On our drive on Friday we crossed the Sandur, and stopped in at the Núpsstaður farm. The sandur is a broad desert expanse that lies across the southeastern coast, and is composed of deposits of silt, sand, and gravel carried down by glacial flooding when one of the two volcanoes underneath the Vatnajökull icecap erupts. The sandur is divided into two sections, the most visible being Skeiðarársandur, which stretches for 40 km between icecap and coast. Iceland has a Ring Road, and the very last part of it to be completed was the portion across Skeiðarársandur in 1974. They constructed large gravel dykes to strategically channel floodwaters away from the only road in the area, but it didn’t help much in the glacial flood of 1996. On September 29 a 5.0 earthquake rocked the Vatnajökull icecap, causing the eruption of a 4 km long subsurface fissure known as Gjálp.

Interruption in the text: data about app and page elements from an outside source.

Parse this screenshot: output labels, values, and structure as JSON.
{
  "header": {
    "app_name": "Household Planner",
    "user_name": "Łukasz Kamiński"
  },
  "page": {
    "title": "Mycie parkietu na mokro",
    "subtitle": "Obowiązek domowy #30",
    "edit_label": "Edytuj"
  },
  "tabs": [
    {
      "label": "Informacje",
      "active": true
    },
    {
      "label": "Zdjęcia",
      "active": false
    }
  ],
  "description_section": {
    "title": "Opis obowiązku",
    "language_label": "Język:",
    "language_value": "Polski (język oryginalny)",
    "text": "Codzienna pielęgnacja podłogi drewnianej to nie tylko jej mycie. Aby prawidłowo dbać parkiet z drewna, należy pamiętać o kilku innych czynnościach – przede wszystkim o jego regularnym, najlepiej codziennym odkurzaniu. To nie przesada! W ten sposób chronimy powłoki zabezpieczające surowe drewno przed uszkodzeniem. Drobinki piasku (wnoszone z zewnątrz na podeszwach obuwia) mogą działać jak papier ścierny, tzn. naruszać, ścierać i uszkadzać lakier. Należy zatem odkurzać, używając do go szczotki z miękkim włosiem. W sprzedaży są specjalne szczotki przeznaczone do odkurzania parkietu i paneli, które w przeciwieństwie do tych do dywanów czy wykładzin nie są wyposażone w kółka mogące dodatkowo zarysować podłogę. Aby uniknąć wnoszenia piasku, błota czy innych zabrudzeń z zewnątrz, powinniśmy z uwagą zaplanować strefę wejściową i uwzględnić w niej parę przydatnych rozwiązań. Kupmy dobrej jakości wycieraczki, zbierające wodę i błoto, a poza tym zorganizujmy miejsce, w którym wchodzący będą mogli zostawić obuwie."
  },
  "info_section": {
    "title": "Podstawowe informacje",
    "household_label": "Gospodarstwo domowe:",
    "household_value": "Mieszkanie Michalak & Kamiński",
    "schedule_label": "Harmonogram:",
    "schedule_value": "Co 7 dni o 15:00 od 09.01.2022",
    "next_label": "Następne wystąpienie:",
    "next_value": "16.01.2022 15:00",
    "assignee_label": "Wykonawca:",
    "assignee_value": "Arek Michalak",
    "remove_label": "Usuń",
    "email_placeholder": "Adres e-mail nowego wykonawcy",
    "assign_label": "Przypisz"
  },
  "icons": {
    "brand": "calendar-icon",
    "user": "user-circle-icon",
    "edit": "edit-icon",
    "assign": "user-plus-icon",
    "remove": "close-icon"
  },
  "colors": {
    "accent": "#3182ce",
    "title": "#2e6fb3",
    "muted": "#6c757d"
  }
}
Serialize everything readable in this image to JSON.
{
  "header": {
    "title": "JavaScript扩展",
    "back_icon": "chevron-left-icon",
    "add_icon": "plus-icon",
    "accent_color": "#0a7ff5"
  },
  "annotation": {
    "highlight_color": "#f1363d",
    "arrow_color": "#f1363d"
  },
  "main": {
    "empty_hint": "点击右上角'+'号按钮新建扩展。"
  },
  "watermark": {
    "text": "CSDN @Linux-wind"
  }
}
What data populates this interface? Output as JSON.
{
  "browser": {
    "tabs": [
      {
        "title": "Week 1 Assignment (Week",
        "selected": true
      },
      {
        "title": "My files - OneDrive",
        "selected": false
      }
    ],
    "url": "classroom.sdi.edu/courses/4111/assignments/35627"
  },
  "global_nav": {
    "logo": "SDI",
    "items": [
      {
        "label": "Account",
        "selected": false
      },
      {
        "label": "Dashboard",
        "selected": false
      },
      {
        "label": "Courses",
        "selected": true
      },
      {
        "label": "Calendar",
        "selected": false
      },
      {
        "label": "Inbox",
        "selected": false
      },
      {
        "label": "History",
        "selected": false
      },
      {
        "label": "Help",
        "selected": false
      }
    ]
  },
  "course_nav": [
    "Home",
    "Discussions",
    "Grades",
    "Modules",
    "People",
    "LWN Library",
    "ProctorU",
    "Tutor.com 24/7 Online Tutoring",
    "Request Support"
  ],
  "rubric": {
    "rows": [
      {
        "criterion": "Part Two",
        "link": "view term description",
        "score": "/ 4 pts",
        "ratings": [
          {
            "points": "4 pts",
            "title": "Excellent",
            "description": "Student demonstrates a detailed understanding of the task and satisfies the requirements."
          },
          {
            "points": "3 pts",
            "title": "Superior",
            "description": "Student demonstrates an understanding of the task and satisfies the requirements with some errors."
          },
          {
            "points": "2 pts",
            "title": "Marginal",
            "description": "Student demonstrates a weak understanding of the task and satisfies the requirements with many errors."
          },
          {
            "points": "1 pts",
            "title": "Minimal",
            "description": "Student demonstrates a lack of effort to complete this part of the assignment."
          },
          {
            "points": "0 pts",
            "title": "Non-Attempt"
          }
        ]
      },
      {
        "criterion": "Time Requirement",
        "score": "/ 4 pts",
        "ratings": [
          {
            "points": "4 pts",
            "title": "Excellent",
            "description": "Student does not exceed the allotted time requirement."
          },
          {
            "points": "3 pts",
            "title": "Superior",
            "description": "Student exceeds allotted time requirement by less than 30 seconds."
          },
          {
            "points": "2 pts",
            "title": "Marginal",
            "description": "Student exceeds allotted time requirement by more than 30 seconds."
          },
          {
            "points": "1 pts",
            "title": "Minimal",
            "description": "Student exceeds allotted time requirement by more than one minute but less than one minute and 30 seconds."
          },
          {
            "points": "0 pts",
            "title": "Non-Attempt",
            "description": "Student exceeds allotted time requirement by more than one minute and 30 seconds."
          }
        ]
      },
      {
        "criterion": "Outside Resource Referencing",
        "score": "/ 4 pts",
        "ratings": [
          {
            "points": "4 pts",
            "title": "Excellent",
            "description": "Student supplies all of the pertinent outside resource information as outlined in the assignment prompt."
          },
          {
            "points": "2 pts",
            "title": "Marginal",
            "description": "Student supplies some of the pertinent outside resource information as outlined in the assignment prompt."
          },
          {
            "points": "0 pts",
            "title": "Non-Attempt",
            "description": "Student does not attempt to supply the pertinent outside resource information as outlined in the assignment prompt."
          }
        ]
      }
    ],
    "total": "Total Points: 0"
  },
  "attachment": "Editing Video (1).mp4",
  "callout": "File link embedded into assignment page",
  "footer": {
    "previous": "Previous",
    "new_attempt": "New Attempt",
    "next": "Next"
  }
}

The next day the eruption burst through the surface, sending a column of steam 10 km into the sky. Meanwhile, the subglacial lake in the Grímsvötn caldera was filling with water from ice melted by the eruption, and on November 5 the ice lifted and the Grímsvötn reservoir drained in a massive flood, releasing up to 3000 billion cubic litres of water within a few hours. The floodwaters, dragging icebergs the size of 3 story buildings along with it, destroyed all the bridges across the sandur. The sandur is understandably unoccupied by anyone, and on the eastern edge we stopped at a small memorial to the 1996 flood, where they had on display some of the twisted metal girders that were a bridge.
The Núpsstaður farm is on the western edge of the sandur, and is set into a cliff side. The small turf roofed church on the farm, dedicated to St. Nicholas, is mentioned in church records as early as 1200. It was restored in 1657 and again in the 1970s by the National Museum, and is one of the last turf churches in Iceland that remains in general use. This farm was also home in the early 1900s to a postman and farmer who was said to be the only person able to cross the sandur in all conditions. Before they built the Ring Road, people would often detour to walk over the glacier, as the sandur is full of quicksand and other traps that claimed many lives. The postman’s 97 year old son still lives at Núpsstaður, and when we stopped by he was just o his way to the little turf church to scrub the floors!!!
On Sunday morning we packed up our stuff and loaded up the bus. We went to two more waterfalls (there sure are a lot of them), and visited the history museum at Skógasafn. We drove by Katla, an active volcano that is expected to erupt any time. There is a funny legend about Katla involving a nun and some magic pants, but I’ll save that for another time. Our bus driver had reported that we were in the area, and if Katla had started rumbling we would have been given a 30 minute warning to get the hell outta there! Now we’re back at Ingunn’s apartment in Reykjavik, and we had a very quiet day today seeing as we were all tired and sore from all the excitement over the weekend. And now I must return to Buffy.